→ **Aim of the exercise**
Your answer must be every line of the data below that holds the string "true", copied exactly.

→ **Records provided**
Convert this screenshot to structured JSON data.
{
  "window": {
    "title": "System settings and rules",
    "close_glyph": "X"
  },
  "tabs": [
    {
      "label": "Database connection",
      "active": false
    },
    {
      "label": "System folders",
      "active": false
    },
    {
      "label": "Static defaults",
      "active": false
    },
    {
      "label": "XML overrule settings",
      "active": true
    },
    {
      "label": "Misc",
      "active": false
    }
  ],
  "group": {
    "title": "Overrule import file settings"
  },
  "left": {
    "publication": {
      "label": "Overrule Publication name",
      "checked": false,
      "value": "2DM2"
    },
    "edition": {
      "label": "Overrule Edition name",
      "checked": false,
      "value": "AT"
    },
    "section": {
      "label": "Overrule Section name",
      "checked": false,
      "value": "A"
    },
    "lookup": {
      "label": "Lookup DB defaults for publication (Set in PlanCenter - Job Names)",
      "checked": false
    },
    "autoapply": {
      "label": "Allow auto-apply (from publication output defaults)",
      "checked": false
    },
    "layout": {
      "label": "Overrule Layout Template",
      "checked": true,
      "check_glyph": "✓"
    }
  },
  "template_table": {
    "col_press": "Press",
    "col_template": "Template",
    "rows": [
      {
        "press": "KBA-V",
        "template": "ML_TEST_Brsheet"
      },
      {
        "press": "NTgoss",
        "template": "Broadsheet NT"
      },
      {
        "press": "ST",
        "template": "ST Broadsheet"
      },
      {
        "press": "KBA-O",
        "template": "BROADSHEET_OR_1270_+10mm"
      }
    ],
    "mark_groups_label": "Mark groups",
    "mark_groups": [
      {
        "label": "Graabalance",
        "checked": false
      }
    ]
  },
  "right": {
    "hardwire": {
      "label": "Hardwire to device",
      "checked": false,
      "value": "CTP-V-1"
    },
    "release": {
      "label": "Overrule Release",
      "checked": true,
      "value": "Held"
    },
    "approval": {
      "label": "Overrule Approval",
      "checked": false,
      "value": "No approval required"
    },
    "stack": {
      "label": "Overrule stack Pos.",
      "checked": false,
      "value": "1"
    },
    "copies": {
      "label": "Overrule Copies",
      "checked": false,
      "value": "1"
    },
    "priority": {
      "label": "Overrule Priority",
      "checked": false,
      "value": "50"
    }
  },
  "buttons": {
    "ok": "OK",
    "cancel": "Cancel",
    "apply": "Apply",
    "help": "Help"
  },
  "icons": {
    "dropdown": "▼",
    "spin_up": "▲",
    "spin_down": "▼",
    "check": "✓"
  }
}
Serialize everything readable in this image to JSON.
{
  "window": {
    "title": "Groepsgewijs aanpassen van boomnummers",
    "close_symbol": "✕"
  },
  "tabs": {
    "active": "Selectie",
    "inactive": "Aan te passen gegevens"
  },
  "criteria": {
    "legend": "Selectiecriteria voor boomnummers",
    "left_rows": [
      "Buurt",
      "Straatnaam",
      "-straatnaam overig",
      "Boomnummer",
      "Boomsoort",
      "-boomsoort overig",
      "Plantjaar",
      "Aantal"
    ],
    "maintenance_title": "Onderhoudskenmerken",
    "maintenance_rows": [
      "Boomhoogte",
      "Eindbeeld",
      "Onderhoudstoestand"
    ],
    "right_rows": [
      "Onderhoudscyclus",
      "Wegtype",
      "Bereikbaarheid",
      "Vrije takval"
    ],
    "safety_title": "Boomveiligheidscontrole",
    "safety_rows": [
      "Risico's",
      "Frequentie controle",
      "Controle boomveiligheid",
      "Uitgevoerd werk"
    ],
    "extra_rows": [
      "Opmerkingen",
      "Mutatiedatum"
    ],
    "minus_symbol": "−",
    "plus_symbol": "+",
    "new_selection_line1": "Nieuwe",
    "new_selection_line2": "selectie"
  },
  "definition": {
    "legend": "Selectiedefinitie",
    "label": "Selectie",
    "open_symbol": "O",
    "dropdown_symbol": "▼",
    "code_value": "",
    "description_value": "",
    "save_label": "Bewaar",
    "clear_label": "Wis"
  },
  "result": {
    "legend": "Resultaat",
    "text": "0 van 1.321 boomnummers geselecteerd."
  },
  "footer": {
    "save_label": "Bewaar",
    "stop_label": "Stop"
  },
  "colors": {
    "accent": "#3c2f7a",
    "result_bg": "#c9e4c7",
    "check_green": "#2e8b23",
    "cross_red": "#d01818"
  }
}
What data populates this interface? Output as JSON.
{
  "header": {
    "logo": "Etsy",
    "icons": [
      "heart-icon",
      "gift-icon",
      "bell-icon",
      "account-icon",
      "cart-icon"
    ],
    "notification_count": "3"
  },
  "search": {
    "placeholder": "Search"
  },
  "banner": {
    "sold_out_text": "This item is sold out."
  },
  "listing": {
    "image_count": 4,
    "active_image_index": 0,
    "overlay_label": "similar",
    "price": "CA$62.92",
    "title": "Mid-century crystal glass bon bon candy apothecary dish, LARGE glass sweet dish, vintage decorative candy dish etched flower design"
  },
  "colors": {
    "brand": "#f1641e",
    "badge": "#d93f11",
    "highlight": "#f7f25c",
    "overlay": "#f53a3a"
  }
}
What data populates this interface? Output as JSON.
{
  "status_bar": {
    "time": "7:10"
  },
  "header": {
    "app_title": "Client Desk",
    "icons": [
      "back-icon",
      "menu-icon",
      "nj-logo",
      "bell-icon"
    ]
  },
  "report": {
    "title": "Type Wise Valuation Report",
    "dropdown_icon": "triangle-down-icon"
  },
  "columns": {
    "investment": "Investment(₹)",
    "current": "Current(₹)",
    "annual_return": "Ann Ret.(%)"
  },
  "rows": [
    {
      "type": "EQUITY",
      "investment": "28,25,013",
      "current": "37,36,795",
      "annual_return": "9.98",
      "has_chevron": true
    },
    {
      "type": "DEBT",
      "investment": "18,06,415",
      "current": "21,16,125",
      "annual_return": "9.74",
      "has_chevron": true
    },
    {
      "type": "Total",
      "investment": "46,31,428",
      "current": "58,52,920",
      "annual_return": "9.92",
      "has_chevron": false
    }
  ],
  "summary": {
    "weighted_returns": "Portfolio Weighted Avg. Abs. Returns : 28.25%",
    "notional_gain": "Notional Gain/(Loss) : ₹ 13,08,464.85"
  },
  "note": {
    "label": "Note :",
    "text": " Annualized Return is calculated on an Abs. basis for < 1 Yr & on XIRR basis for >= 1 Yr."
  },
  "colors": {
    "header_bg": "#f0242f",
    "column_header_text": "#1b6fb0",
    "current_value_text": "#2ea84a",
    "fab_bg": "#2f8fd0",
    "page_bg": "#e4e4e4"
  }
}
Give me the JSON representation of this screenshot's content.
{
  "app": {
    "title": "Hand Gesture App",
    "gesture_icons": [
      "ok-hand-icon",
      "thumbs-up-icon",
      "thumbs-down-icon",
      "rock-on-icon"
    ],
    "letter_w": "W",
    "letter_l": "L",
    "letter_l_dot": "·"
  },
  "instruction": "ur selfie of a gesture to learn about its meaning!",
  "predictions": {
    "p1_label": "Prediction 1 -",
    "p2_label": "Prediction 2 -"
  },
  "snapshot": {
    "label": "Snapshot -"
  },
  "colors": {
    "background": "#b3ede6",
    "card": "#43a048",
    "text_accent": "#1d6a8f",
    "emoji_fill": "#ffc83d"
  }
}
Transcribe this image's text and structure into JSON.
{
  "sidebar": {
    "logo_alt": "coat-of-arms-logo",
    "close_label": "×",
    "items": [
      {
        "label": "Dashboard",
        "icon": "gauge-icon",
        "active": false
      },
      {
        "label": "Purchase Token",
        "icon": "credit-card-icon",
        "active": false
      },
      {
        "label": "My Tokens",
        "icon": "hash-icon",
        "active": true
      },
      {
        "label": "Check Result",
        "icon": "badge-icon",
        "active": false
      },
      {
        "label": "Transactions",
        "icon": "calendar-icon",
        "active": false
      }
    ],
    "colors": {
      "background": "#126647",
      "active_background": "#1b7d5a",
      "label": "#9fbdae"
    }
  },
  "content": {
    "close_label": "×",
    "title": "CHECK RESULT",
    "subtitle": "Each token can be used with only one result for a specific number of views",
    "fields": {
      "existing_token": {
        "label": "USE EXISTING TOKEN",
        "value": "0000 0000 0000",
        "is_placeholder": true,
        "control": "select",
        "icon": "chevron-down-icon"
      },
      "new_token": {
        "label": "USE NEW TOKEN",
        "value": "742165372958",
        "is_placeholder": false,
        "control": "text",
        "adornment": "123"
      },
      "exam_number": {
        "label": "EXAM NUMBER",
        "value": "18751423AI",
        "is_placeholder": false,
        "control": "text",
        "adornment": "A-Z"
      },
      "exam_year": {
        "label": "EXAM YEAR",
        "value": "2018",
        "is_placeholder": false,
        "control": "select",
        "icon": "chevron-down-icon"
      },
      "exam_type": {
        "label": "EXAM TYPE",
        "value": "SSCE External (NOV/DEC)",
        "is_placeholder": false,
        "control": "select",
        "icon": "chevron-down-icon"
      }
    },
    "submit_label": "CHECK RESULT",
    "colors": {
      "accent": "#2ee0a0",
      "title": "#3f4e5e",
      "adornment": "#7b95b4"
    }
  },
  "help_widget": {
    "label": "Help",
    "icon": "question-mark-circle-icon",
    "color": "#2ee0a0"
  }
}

→ **Answer box**
      "active": true
      "checked": true,
      "checked": true,
      "has_chevron": true
      "has_chevron": true
        "active": true
        "is_placeholder": true,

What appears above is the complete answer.